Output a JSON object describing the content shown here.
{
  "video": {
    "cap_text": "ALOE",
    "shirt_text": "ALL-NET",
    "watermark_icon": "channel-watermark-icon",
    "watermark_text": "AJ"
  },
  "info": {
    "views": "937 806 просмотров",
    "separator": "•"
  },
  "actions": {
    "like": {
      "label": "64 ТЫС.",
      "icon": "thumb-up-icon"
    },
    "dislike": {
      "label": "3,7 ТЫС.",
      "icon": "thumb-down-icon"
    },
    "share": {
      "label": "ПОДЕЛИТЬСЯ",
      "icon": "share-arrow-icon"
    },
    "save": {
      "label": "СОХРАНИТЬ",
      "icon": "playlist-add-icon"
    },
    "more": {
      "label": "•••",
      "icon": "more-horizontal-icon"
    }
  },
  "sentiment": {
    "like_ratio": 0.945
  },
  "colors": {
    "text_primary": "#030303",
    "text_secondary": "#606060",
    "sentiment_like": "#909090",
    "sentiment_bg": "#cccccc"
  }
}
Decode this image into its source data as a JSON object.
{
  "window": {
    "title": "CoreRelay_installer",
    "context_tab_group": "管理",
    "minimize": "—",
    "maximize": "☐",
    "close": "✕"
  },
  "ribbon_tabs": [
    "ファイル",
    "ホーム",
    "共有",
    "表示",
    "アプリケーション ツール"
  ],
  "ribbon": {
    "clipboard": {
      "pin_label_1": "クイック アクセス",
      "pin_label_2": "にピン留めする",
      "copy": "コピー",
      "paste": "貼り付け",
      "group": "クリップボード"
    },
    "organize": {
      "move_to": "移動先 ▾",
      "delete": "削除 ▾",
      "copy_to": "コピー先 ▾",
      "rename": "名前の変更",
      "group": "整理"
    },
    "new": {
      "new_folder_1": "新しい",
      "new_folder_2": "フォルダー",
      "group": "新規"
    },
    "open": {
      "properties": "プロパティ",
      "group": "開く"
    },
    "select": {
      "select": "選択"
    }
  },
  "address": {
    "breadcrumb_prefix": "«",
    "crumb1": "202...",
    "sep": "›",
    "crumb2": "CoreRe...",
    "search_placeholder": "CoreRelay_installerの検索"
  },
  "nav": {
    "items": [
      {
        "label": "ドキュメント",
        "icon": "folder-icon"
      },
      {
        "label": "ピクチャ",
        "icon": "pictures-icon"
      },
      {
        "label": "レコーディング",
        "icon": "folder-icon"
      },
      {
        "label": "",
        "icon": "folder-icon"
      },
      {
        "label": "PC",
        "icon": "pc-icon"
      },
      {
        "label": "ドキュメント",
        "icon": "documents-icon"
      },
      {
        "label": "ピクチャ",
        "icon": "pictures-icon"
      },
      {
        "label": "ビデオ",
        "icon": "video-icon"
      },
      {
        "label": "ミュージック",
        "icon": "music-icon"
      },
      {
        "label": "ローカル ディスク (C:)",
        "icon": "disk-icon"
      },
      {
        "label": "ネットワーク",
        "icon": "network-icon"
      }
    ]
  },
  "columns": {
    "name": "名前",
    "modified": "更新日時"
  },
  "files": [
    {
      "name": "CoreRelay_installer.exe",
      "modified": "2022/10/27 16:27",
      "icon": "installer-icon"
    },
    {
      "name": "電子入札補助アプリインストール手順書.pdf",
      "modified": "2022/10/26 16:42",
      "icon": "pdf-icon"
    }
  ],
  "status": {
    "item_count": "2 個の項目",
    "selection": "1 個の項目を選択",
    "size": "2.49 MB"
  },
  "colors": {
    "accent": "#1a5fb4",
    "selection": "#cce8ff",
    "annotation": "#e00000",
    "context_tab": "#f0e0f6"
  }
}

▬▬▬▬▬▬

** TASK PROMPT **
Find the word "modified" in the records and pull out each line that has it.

** WRITTEN SOLUTION **
    "modified": "更新日時"
      "modified": "2022/10/27 16:27",
      "modified": "2022/10/26 16:42",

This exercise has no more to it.